It was a sad day for all when we lost the playoff game 7 to 5. As soon as the game ended, I asked all of the girls to join me and the other coaches out in the outfield away from all the parents. We talked for a few minutes about what a great year we’d had, with many compliments passed around. And the girls joked about having the next night off to watch TV since they wouldn’t have to play again. But it was clear that the regular players were very unhappy with the girls who showed up just to be in the playoffs, especially since they hadn’t shown any commitment to the team throughout the season.

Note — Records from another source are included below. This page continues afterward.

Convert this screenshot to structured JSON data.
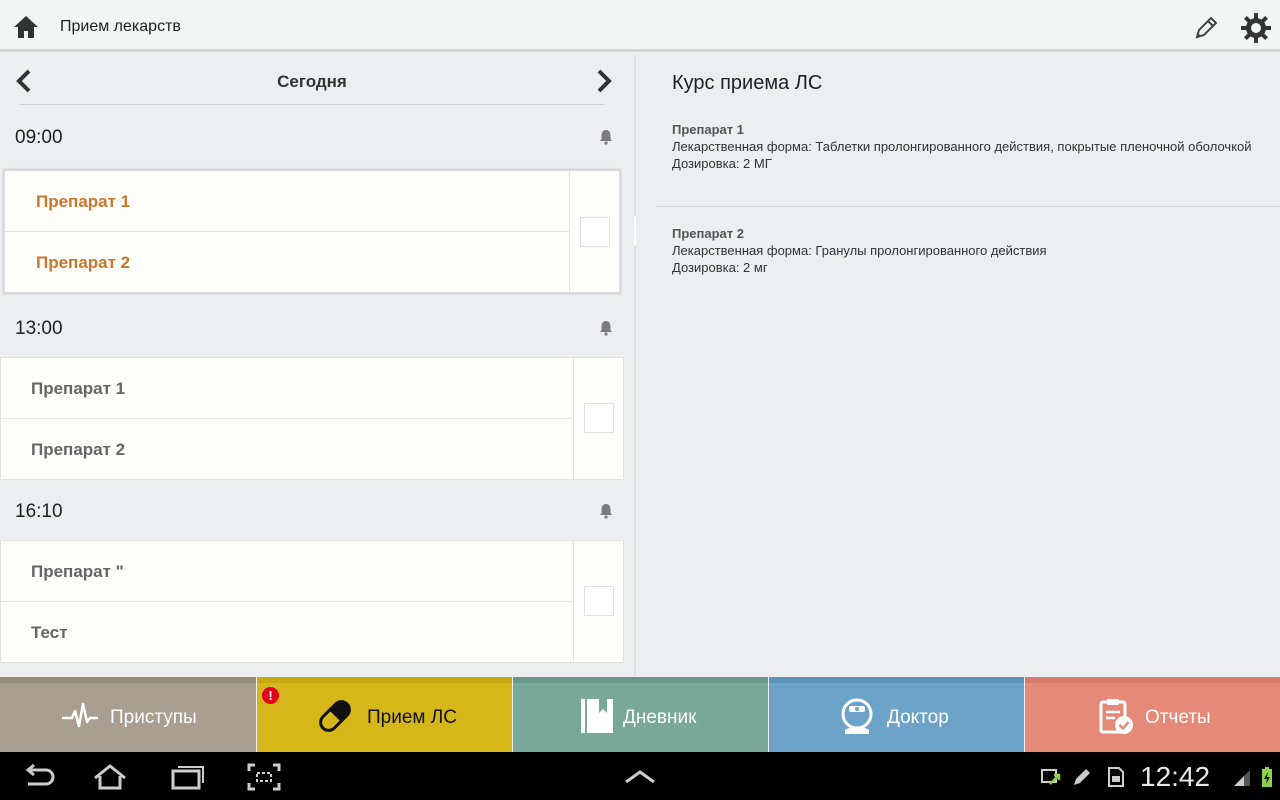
{
  "app": {
    "title": "Прием лекарств"
  },
  "icons": {
    "home": "home-icon",
    "edit": "pencil-icon",
    "settings": "gear-icon",
    "bell": "bell-icon"
  },
  "schedule": {
    "day_label": "Сегодня",
    "slots": [
      {
        "time": "09:00",
        "items": [
          "Препарат 1",
          "Препарат 2"
        ],
        "selected": true
      },
      {
        "time": "13:00",
        "items": [
          "Препарат 1",
          "Препарат 2"
        ],
        "selected": false
      },
      {
        "time": "16:10",
        "items": [
          "Препарат \"",
          "Тест"
        ],
        "selected": false
      }
    ]
  },
  "detail": {
    "heading": "Курс приема ЛС",
    "drugs": [
      {
        "name": "Препарат 1",
        "form": "Лекарственная форма: Таблетки пролонгированного действия, покрытые пленочной оболочкой",
        "dose": "Дозировка: 2 МГ"
      },
      {
        "name": "Препарат 2",
        "form": "Лекарственная форма: Гранулы пролонгированного действия",
        "dose": "Дозировка: 2 мг"
      }
    ]
  },
  "tabs": [
    {
      "label": "Приступы",
      "icon": "pulse-icon"
    },
    {
      "label": "Прием ЛС",
      "icon": "pill-icon",
      "badge": "!",
      "active": true
    },
    {
      "label": "Дневник",
      "icon": "book-icon"
    },
    {
      "label": "Доктор",
      "icon": "doctor-icon"
    },
    {
      "label": "Отчеты",
      "icon": "report-icon"
    }
  ],
  "system": {
    "clock": "12:42"
  },
  "colors": {
    "accent_selected_text": "#c8772c",
    "tab_attacks": "#a99e8f",
    "tab_meds": "#d6b71a",
    "tab_diary": "#7aa898",
    "tab_doctor": "#6ea3c9",
    "tab_reports": "#e58a78"
  }
}
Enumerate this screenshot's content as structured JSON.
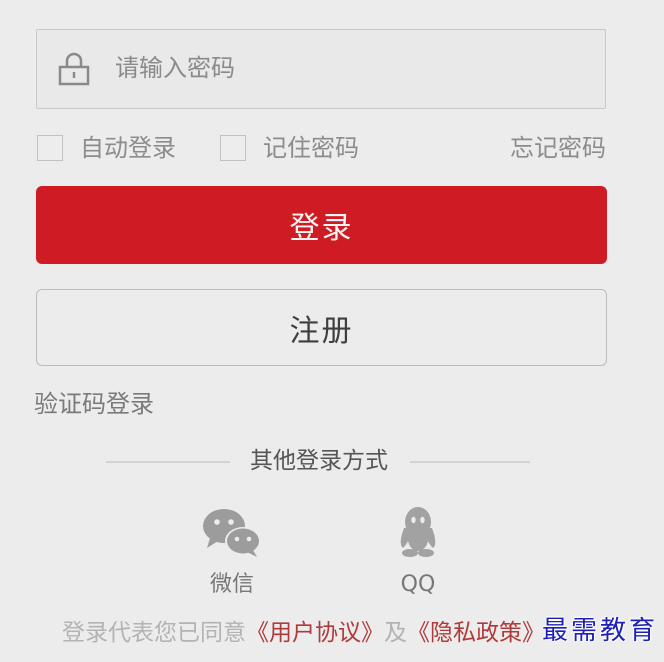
{
  "password": {
    "placeholder": "请输入密码",
    "value": "",
    "icon": "lock-icon"
  },
  "options": {
    "auto_login": {
      "label": "自动登录",
      "checked": false
    },
    "remember_password": {
      "label": "记住密码",
      "checked": false
    },
    "forgot_password": "忘记密码"
  },
  "buttons": {
    "login": "登录",
    "register": "注册"
  },
  "sms_login": "验证码登录",
  "other_login": {
    "title": "其他登录方式",
    "methods": [
      {
        "icon": "wechat-icon",
        "label": "微信"
      },
      {
        "icon": "qq-icon",
        "label": "QQ"
      }
    ]
  },
  "agreement": {
    "prefix": "登录代表您已同意",
    "user_agreement": "《用户协议》",
    "conjunction": "及",
    "privacy_policy": "《隐私政策》"
  },
  "watermark": "最需教育",
  "colors": {
    "accent": "#cf1c24",
    "background": "#ececec",
    "link": "#b03a3a"
  }
}
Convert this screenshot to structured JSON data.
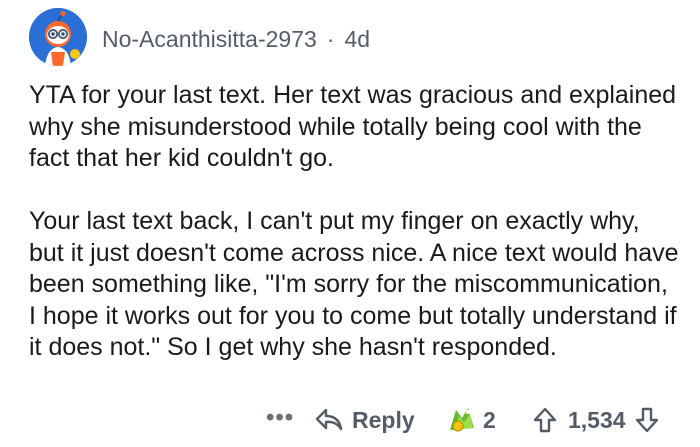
{
  "comment": {
    "username": "No-Acanthisitta-2973",
    "separator": "·",
    "age": "4d",
    "paragraphs": [
      "YTA for your last text. Her text was gracious and explained why she misunderstood while totally being cool with the fact that her kid couldn't go.",
      "Your last text back, I can't put my finger on exactly why, but it just doesn't come across nice. A nice text would have been something like, \"I'm sorry for the miscommunication, I hope it works out for you to come but totally understand if it does not.\" So I get why she hasn't responded."
    ]
  },
  "actions": {
    "more_label": "•••",
    "reply_label": "Reply",
    "award_count": "2",
    "score": "1,534"
  },
  "colors": {
    "text": "#1a1a1b",
    "meta": "#545c66",
    "avatar_bg": "#2b6fd6"
  },
  "icons": {
    "avatar": "snoo-avatar-icon",
    "reply": "reply-arrow-icon",
    "award": "award-icon",
    "upvote": "upvote-arrow-icon",
    "downvote": "downvote-arrow-icon"
  }
}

I learned several lessons that year which I applied to the teams I coached in the years that followed. The most important was to focus on working with the weakest girls to help them understand the team concept. I would explain that each girl needs to make a commitment to each other, just as the coaches have committed to helping them improve their games. I gave that talk at our first practice the following year, and asked each player to make the same commitment to her coaches and teammates that we all were making to her. It seemed like a great exercise, and it also bore fruit: One girl who really didn’t want to be there talked to her parents after the practice and called me later that night to quit the team, admitting that she had been planning to miss as many games as possible. Conversely, another girl who mentioned at the practice that her parents made her come said that she was ready to commit to improving and attending every practice and game.

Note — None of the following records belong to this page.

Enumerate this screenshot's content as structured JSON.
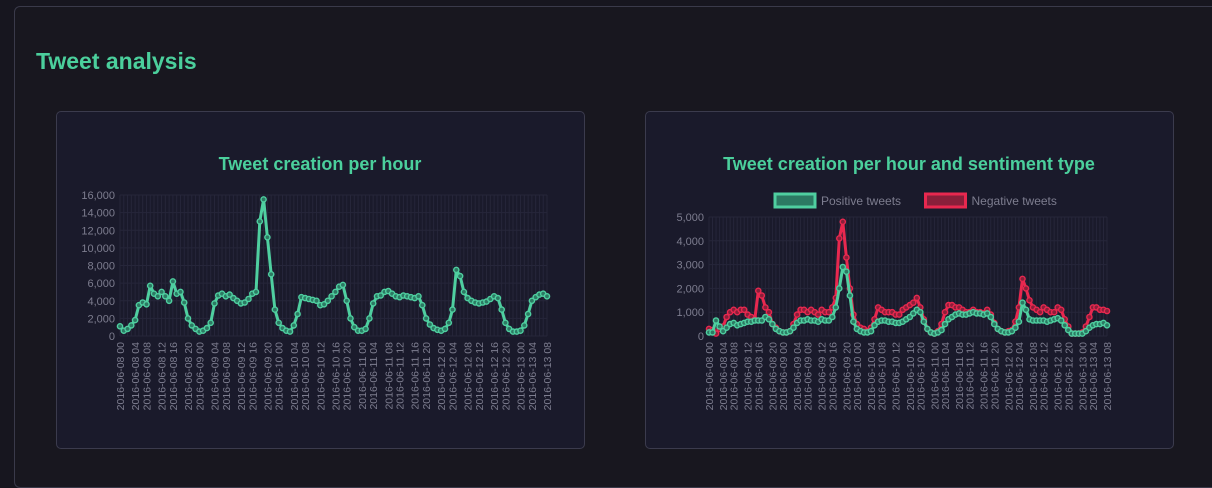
{
  "section": {
    "title": "Tweet analysis"
  },
  "colors": {
    "accent": "#4bcf9c",
    "positive_line": "#4fcfa0",
    "positive_fill": "#2c7a63",
    "negative_line": "#e8284f",
    "negative_fill": "#8a1f3a",
    "tick_text": "#7d7d8f",
    "grid": "#26263a"
  },
  "chart_data": [
    {
      "type": "line",
      "title": "Tweet creation per hour",
      "ylim": [
        0,
        16000
      ],
      "yticks": [
        0,
        2000,
        4000,
        6000,
        8000,
        10000,
        12000,
        14000,
        16000
      ],
      "yticks_labels": [
        "0",
        "2,000",
        "4,000",
        "6,000",
        "8,000",
        "10,000",
        "12,000",
        "14,000",
        "16,000"
      ],
      "tick_labels": [
        "2016-06-08 00",
        "2016-06-08 04",
        "2016-06-08 08",
        "2016-06-08 12",
        "2016-06-08 16",
        "2016-06-08 20",
        "2016-06-09 00",
        "2016-06-09 04",
        "2016-06-09 08",
        "2016-06-09 12",
        "2016-06-09 16",
        "2016-06-09 20",
        "2016-06-10 00",
        "2016-06-10 04",
        "2016-06-10 08",
        "2016-06-10 12",
        "2016-06-10 16",
        "2016-06-10 20",
        "2016-06-11 00",
        "2016-06-11 04",
        "2016-06-11 08",
        "2016-06-11 12",
        "2016-06-11 16",
        "2016-06-11 20",
        "2016-06-12 00",
        "2016-06-12 04",
        "2016-06-12 08",
        "2016-06-12 12",
        "2016-06-12 16",
        "2016-06-12 20",
        "2016-06-13 00",
        "2016-06-13 04",
        "2016-06-13 08"
      ],
      "grid": true,
      "legend": "none",
      "series": [
        {
          "values": [
            1100,
            600,
            800,
            1200,
            1800,
            3500,
            3800,
            3600,
            5700,
            4800,
            4500,
            5000,
            4500,
            4000,
            6200,
            4800,
            5000,
            3800,
            2000,
            1200,
            800,
            500,
            600,
            900,
            1500,
            3700,
            4600,
            4800,
            4500,
            4700,
            4300,
            4000,
            3700,
            3800,
            4200,
            4800,
            5000,
            13000,
            15500,
            11200,
            7000,
            3000,
            1500,
            900,
            600,
            500,
            1200,
            2500,
            4400,
            4300,
            4200,
            4100,
            4000,
            3500,
            3600,
            4000,
            4500,
            5000,
            5600,
            5800,
            4000,
            2000,
            1000,
            600,
            600,
            800,
            2000,
            3700,
            4500,
            4600,
            5000,
            5100,
            4800,
            4500,
            4400,
            4600,
            4500,
            4400,
            4300,
            4500,
            3500,
            2000,
            1300,
            900,
            700,
            600,
            800,
            1500,
            3000,
            7500,
            6800,
            5000,
            4300,
            4000,
            3800,
            3700,
            3800,
            3900,
            4200,
            4500,
            4300,
            3000,
            1500,
            800,
            500,
            500,
            600,
            1200,
            2500,
            4000,
            4400,
            4700,
            4800,
            4500
          ]
        }
      ]
    },
    {
      "type": "line",
      "title": "Tweet creation per hour and sentiment type",
      "ylim": [
        0,
        5000
      ],
      "yticks": [
        0,
        1000,
        2000,
        3000,
        4000,
        5000
      ],
      "yticks_labels": [
        "0",
        "1,000",
        "2,000",
        "3,000",
        "4,000",
        "5,000"
      ],
      "tick_labels": [
        "2016-06-08 00",
        "2016-06-08 04",
        "2016-06-08 08",
        "2016-06-08 12",
        "2016-06-08 16",
        "2016-06-08 20",
        "2016-06-09 00",
        "2016-06-09 04",
        "2016-06-09 08",
        "2016-06-09 12",
        "2016-06-09 16",
        "2016-06-09 20",
        "2016-06-10 00",
        "2016-06-10 04",
        "2016-06-10 08",
        "2016-06-10 12",
        "2016-06-10 16",
        "2016-06-10 20",
        "2016-06-11 00",
        "2016-06-11 04",
        "2016-06-11 08",
        "2016-06-11 12",
        "2016-06-11 16",
        "2016-06-11 20",
        "2016-06-12 00",
        "2016-06-12 04",
        "2016-06-12 08",
        "2016-06-12 12",
        "2016-06-12 16",
        "2016-06-12 20",
        "2016-06-13 00",
        "2016-06-13 04",
        "2016-06-13 08"
      ],
      "grid": true,
      "legend": "top",
      "series": [
        {
          "name": "Positive tweets",
          "values": [
            150,
            150,
            650,
            400,
            200,
            350,
            500,
            550,
            450,
            500,
            550,
            600,
            600,
            650,
            650,
            650,
            800,
            700,
            500,
            300,
            200,
            150,
            150,
            200,
            350,
            550,
            650,
            650,
            700,
            650,
            650,
            600,
            700,
            650,
            650,
            800,
            1200,
            2000,
            2900,
            2700,
            1700,
            600,
            300,
            200,
            150,
            150,
            200,
            450,
            600,
            650,
            650,
            600,
            600,
            550,
            550,
            600,
            700,
            800,
            950,
            1100,
            1000,
            600,
            300,
            150,
            100,
            150,
            250,
            500,
            700,
            800,
            900,
            950,
            900,
            900,
            950,
            1000,
            950,
            950,
            900,
            950,
            800,
            500,
            300,
            200,
            150,
            150,
            200,
            350,
            600,
            1400,
            1100,
            700,
            650,
            650,
            650,
            650,
            600,
            650,
            700,
            750,
            650,
            450,
            250,
            100,
            100,
            100,
            100,
            200,
            350,
            450,
            500,
            500,
            550,
            450
          ]
        },
        {
          "name": "Negative tweets",
          "values": [
            300,
            250,
            100,
            300,
            400,
            800,
            1000,
            1100,
            1000,
            1100,
            1100,
            900,
            800,
            700,
            1900,
            1700,
            1200,
            1000,
            500,
            350,
            200,
            150,
            150,
            200,
            500,
            900,
            1100,
            1100,
            1000,
            1100,
            1000,
            900,
            1100,
            1000,
            1000,
            1200,
            1600,
            4100,
            4800,
            3300,
            2000,
            900,
            500,
            350,
            300,
            200,
            350,
            700,
            1200,
            1100,
            1000,
            1000,
            1000,
            900,
            900,
            1100,
            1200,
            1300,
            1400,
            1600,
            1200,
            700,
            300,
            150,
            100,
            200,
            500,
            1000,
            1300,
            1300,
            1200,
            1200,
            1100,
            1000,
            1000,
            1100,
            1000,
            1000,
            950,
            1100,
            900,
            550,
            300,
            200,
            150,
            200,
            250,
            600,
            1200,
            2400,
            2000,
            1500,
            1200,
            1100,
            1000,
            1200,
            1100,
            1000,
            1000,
            1200,
            1100,
            700,
            400,
            100,
            100,
            100,
            150,
            400,
            800,
            1200,
            1200,
            1100,
            1100,
            1050
          ]
        }
      ]
    }
  ]
}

Getting buy-in (or an honest rebuke) from your teammates at the office may not be as easy as it is with 12-year-olds on a softball field, but if you can manage it, it’s a great way to confirm who will be there at your side when the going gets tough—and who you should seek to replace as soon as the opportunity arises. Remember that with too many strikeouts at the office, the whole team may be looking for new jobs when the day is done.
Tony Lee is vice president of the editorial department at SHRM.

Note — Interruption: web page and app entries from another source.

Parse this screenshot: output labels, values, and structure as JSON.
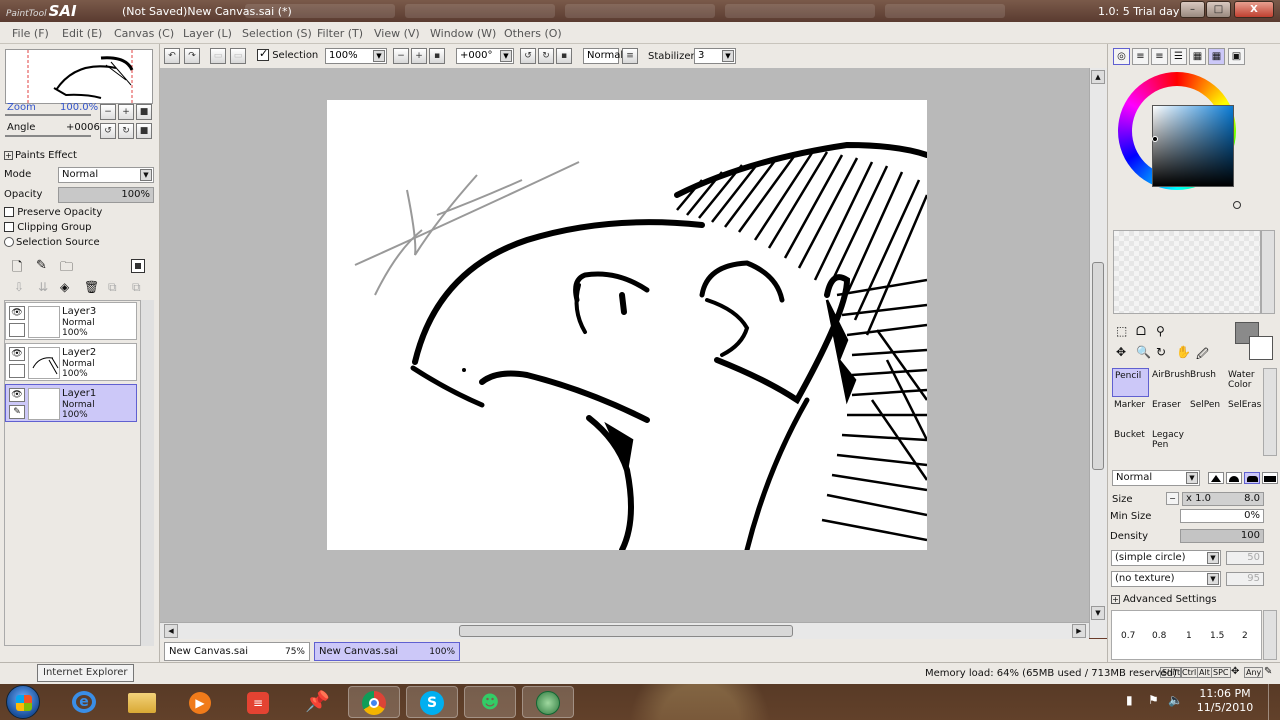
{
  "window": {
    "logo_small": "PaintTool",
    "logo_big": "SAI",
    "title": "(Not Saved)New Canvas.sai (*)",
    "trial": "1.0: 5 Trial day",
    "minimize": "–",
    "maximize": "□",
    "close": "X"
  },
  "menu": [
    "File (F)",
    "Edit (E)",
    "Canvas (C)",
    "Layer (L)",
    "Selection (S)",
    "Filter (T)",
    "View (V)",
    "Window (W)",
    "Others (O)"
  ],
  "toolbar": {
    "selection_label": "Selection",
    "selection_checked": true,
    "zoom_value": "100%",
    "angle_value": "+000°",
    "blend_value": "Normal",
    "stabilizer_label": "Stabilizer",
    "stabilizer_value": "3"
  },
  "navigator": {
    "zoom_label": "Zoom",
    "zoom_value": "100.0%",
    "angle_label": "Angle",
    "angle_value": "+0006"
  },
  "layer_props": {
    "paints_effect": "Paints Effect",
    "mode_label": "Mode",
    "mode_value": "Normal",
    "opacity_label": "Opacity",
    "opacity_value": "100%",
    "preserve_opacity": "Preserve Opacity",
    "clipping_group": "Clipping Group",
    "selection_source": "Selection Source"
  },
  "layers": [
    {
      "name": "Layer3",
      "mode": "Normal",
      "opacity": "100%",
      "selected": false
    },
    {
      "name": "Layer2",
      "mode": "Normal",
      "opacity": "100%",
      "selected": false
    },
    {
      "name": "Layer1",
      "mode": "Normal",
      "opacity": "100%",
      "selected": true
    }
  ],
  "canvas_tabs": [
    {
      "name": "New Canvas.sai",
      "zoom": "75%",
      "active": false
    },
    {
      "name": "New Canvas.sai",
      "zoom": "100%",
      "active": true
    }
  ],
  "tools": [
    {
      "label": "Pencil",
      "selected": true
    },
    {
      "label": "AirBrush",
      "selected": false
    },
    {
      "label": "Brush",
      "selected": false
    },
    {
      "label": "Water Color",
      "selected": false
    },
    {
      "label": "Marker",
      "selected": false
    },
    {
      "label": "Eraser",
      "selected": false
    },
    {
      "label": "SelPen",
      "selected": false
    },
    {
      "label": "SelEras",
      "selected": false
    },
    {
      "label": "Bucket",
      "selected": false
    },
    {
      "label": "Legacy Pen",
      "selected": false
    }
  ],
  "brush": {
    "blend": "Normal",
    "size_label": "Size",
    "size_mult": "x 1.0",
    "size_value": "8.0",
    "min_size_label": "Min Size",
    "min_size_value": "0%",
    "density_label": "Density",
    "density_value": "100",
    "shape": "(simple circle)",
    "shape_value": "50",
    "texture": "(no texture)",
    "texture_value": "95",
    "advanced": "Advanced Settings",
    "presets": [
      "0.7",
      "0.8",
      "1",
      "1.5",
      "2"
    ]
  },
  "status": {
    "memory": "Memory load: 64% (65MB used / 713MB reserved)",
    "keys": [
      "Shift",
      "Ctrl",
      "Alt",
      "SPC",
      "Any"
    ]
  },
  "tooltip": "Internet Explorer",
  "clock": {
    "time": "11:06 PM",
    "date": "11/5/2010"
  },
  "colors": {
    "selection": "#ccc8f8",
    "panel": "#ece9e4",
    "canvas_bg": "#b9b9b9"
  }
}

You have successfully saved this page as a bookmark.
Please confirm that you want to proceed with deleting bookmark.
You have successfully removed bookmark.
Please log in as a SHRM member before saving bookmarks.
Your session has expired. Please log in again before saving bookmarks.
Please purchase a SHRM membership before saving bookmarks.
An error has occurred
Recommended for you
Choose from dozens of free webcasts on the most timely HR topics.
SHRM’s HR Vendor Directory contains over 3,200 companies